AP: I’m a firm believer in free-market economics, but I believe that when it comes to managing panic, it should be the government that should do it. But at the same time, the deposit insurance should be properly priced, and the risk should be properly monitored. See what happened with AIG in the 2008 financial crisis. It was insuring a bunch of financial products that were underwritten by Goldman Sachs and other private banks. In the end, AIG’s survival itself became very doubtful in 2008. Ultimately, the U.S. government had to come in and rescue them. So, if you look at the evidence, it always goes back to ‘who will insure the insurer?’ and we’ll always run that risk of the insurance company itself going bust. What happens then? I think it should be government’s job to manage this issue.
What exactly do you see as the role of the RBI in regulating banks given depositor complacency?
AA: The DICGC is basically owned by the RBI. So, there are quite a few RBI officials working in the DICGC, and there is a lot of discussion and thinking at the DICGC. But when it comes to bank failures, it is the RBI and not the DICGC that is playing a major role, so it is the RBI that comes under criticism when there’s trouble at a bank. In the U.S., in contrast, the Federal Deposit Insurance Corporation also plays a role in the resolution of troubled banks, with the Federal Reserve not playing an active role in the resolution process other than lending to the troubled institution. I think the RBI is running campaigns about financial literacy and all these things. I think it needs to also begin to drive home the point that not all banks are the same and people should be careful. But then, financial literacy campaigns are useful but only in a few pockets.

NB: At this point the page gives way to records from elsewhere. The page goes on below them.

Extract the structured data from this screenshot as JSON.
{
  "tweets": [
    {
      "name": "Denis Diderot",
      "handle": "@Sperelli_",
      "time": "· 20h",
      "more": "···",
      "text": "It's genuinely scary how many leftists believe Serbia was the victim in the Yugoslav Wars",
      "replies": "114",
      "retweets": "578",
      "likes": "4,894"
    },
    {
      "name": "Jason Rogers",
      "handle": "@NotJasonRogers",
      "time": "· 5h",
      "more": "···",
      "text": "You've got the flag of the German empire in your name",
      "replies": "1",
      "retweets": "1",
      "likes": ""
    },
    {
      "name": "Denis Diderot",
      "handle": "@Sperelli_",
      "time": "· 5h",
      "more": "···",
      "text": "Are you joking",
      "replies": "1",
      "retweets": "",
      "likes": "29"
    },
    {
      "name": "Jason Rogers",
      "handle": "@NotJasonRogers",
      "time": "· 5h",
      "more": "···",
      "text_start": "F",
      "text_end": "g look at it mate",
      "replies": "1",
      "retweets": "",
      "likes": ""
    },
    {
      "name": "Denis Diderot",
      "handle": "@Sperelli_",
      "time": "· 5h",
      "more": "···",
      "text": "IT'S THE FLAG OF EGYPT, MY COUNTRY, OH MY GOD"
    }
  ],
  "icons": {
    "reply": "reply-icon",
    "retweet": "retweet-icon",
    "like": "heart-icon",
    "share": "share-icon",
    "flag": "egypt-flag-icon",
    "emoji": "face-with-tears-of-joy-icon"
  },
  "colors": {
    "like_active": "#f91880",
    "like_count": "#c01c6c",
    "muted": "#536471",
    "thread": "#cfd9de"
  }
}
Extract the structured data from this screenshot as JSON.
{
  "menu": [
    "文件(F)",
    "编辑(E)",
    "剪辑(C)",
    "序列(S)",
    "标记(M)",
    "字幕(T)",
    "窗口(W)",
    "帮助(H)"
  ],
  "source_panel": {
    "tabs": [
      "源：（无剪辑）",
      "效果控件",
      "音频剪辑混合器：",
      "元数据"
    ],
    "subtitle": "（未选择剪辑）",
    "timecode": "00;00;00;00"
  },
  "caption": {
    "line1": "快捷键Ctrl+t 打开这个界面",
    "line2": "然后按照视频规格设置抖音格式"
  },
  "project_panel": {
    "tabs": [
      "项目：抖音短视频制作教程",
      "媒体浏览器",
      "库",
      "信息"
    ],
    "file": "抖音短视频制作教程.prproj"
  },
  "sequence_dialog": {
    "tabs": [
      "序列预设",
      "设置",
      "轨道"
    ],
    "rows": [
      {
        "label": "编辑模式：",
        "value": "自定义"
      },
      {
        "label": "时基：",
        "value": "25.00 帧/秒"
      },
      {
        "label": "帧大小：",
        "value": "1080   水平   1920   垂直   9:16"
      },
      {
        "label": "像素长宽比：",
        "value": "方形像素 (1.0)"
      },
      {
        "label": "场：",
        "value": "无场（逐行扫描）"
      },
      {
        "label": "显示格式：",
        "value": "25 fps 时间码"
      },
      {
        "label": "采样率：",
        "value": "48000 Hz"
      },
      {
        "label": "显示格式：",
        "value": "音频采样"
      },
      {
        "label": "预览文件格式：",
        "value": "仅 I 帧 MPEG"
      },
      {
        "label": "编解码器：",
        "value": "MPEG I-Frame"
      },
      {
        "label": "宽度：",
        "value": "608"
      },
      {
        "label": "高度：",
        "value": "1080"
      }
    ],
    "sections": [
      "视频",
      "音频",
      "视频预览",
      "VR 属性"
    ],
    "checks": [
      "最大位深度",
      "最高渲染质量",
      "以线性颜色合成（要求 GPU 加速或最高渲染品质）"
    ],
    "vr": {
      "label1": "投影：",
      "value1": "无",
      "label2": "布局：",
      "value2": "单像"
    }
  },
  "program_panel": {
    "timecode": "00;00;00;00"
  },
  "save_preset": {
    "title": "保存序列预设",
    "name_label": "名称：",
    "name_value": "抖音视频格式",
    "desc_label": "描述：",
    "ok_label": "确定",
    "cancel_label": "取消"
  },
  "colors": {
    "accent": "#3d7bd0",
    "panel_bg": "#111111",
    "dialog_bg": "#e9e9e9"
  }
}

AP: What needs to be done, and where I think the RBI can do a lot more and can add a lot more value, is that it could stay a little bit ahead of the problem. So, when these bank failures happen, whether it is a cooperative bank or any other bank, there are a lot of signs of the failure that build up leading to the crisis. Often those warning signs are missed by the regulators. As I often like to say: regulators are always a few steps behind the banks. Banks innovate and they’re always ahead of the game creating new financial products. But regulators are still always playing the catch-up game in terms of figuring out the true level of risk that banks have taken. So, where I’m going with that is that the RBI and other regulatory agencies have to be really on top of the precise risk model, the disclosure of that information and quick action before a bank fails. This is hard because you need to have a good model to figure out which bank is under stress. So, depositors’ discipline has to go hand in hand with improvement in risk management system across the board.